Wolverines have made the news fairly frequently over the past few weeks. Here are a few articles that just came out, and a few that I missed posting earlier.
First, another update on the Alberta wolverine research, which I discussed briefly last week, can be found here. This article is longer and does a much better job of discussing the varied factors that influence where wolverines appear on the landscape.
Second, DNA tests confirm that the wolverine recently spotted in California is the same wolverine first detected in 2008. An article in the LA Times contends that this means that the animal is nearing the end of its life, since wolverines are generally thought to average about a ten year lifespan, and this animal is at least seven. I’ve heard rumors that a wolverine known to be much older was recently recaptured on a project, however, so let’s hope that the Sierra wolverine proves to be equally long-lived – maybe by then a female will find her way to California as well.
In the Bitterroot National Forest in Montana, forest biologists are continuing a project to assess the wolverine population, using DNA and Audrey Magoun’s camera techniques. This is one of the many wolverine projects that have sprung up over the past few years, indication of a heightened interest in a species that was once overlooked. Another ongoing project continues the work begun in Idaho to assess the influence of motorized and non-motorized backcountry recreation on wolverines. Operating for a second year in the Tetons, this study was featured in a June 2014 article that I missed posting because I was in Mongolia. It’s worth the read, and it’s great to think how much this project has accomplished since it started in 2009. Although this article has a typically controversy-generating headline (“Can wolverines and backcountry skiers coexist?”), the alarm is misplaced. The answer to the question is “yes,” so let’s dispense with the need to get people worked up. The real question revolves around whether either of these snow-obligate species will continue to prosper in the era of diminishing snowpack.

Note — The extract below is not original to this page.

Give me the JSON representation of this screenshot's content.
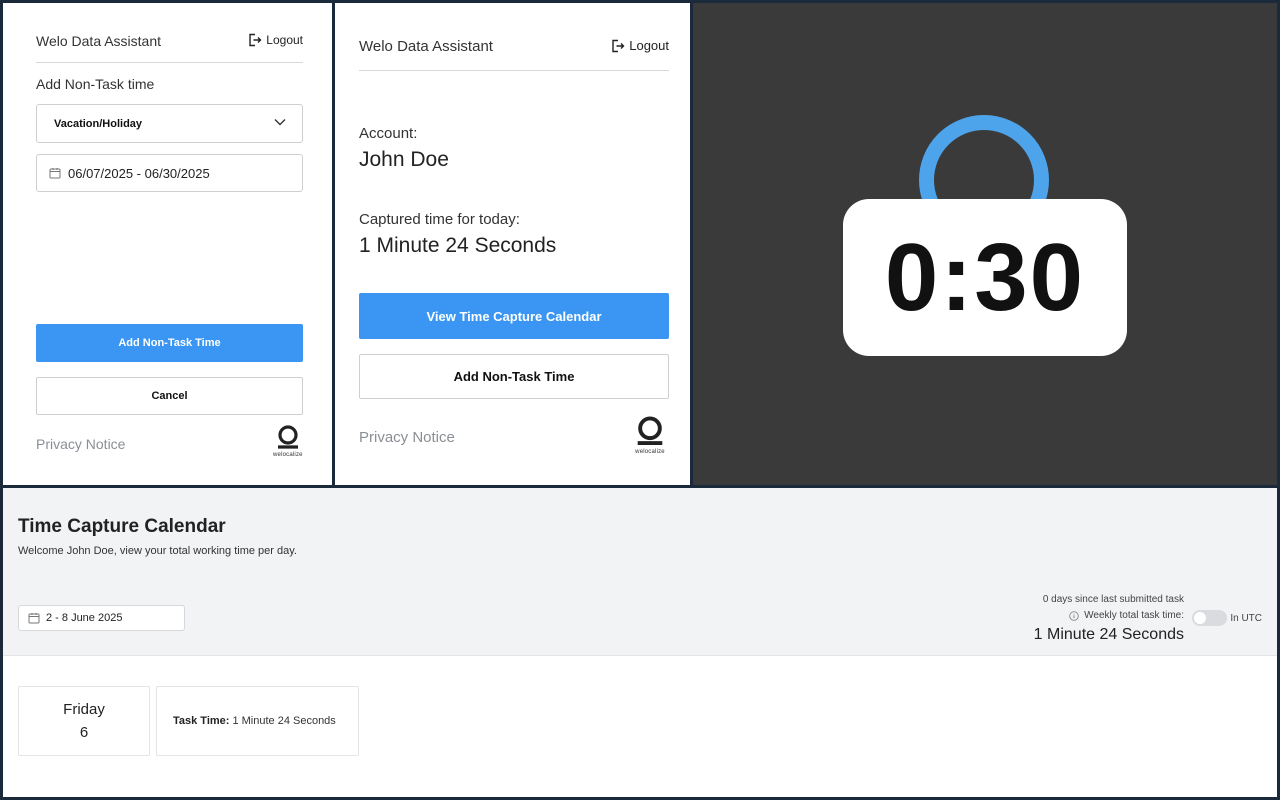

In Washington, researchers recently captured a 30 pound (!) male wolverine, as part of the final season of the decade-long North Cascades wolverine project. The article is fairly detailed and I’d like to focus a little more on this project in a separate post, but in the meantime, four observations. One – that’s an impressively large wolverine! Two, I’m so glad to hear that at least a few people did something interesting on Super Bowl Sunday – not just this year, but last year as well. Three, I’m assuming they named this wolverine “Special K” after the ketamine used in the capture, which betrays a somewhat dark aesthetic on the part of the researchers. Four, and most interesting, it appears that this wolverine is the son of Rocky, the original male occupying the area. Rocky vanished and was replaced by his son, Logan, who has now moved to a different location, apparently displaced by his half-brother Special K – the one named after the drug. Definitely some interesting social interaction data, but it also really piques my interest in how wolverines maintain enough genetic diversity to avoid fatal bottle-necks, since these males are taking over territories that most likely overlap with those of their mothers and/or their sisters.
Also in Washington, a news video and an article with a second video feature work on wolverines near Snoqualmie Pass. This is interesting, but the reporter does the same thing that generally drives me crazy when people talk about wolverines: he equates presence with a reproductive population, stating that wolverines are “moving south in spite of climate change,” which implies that there’s a resident population. I’m excited to see wolverine detections in new locations, but there are two things to keep in mind: first, as I mentioned, a wolverine or two is not necessarily a breeding population, and second, are these detections the result of wolverines moving in to new locations and expanding south, or are we finding them because we now have the motivation and the technology to look in places where we weren’t looking before? (I incline towards the former because I’m invested in the idea that wolverines are recolonizing, but that may just be my bias. It’s a question worth asking. Cameras and DNA make it easier to ‘observe’ the landscape in a sustained way that was unavailable to us until recently.) In any case, it’s nice to see yet another study utilizing Audrey Magoun’s camera technique.
Finally, for Montana residents, if you have ever felt the need to declare your allegiance to the conservation of climate-sensitive wildlife with a license plate for your (hopefully hybrid) car, you can now buy a specialty plate featuring a wolverine. The proceeds benefit the Swan Ecosystem Center and Northwest Connections, environmental groups that help monitor wildlife and work towards ecosystem conservation.
Wolverines may or may not be expanding their range, but interest in wolverines definitely is. It’s exciting to see.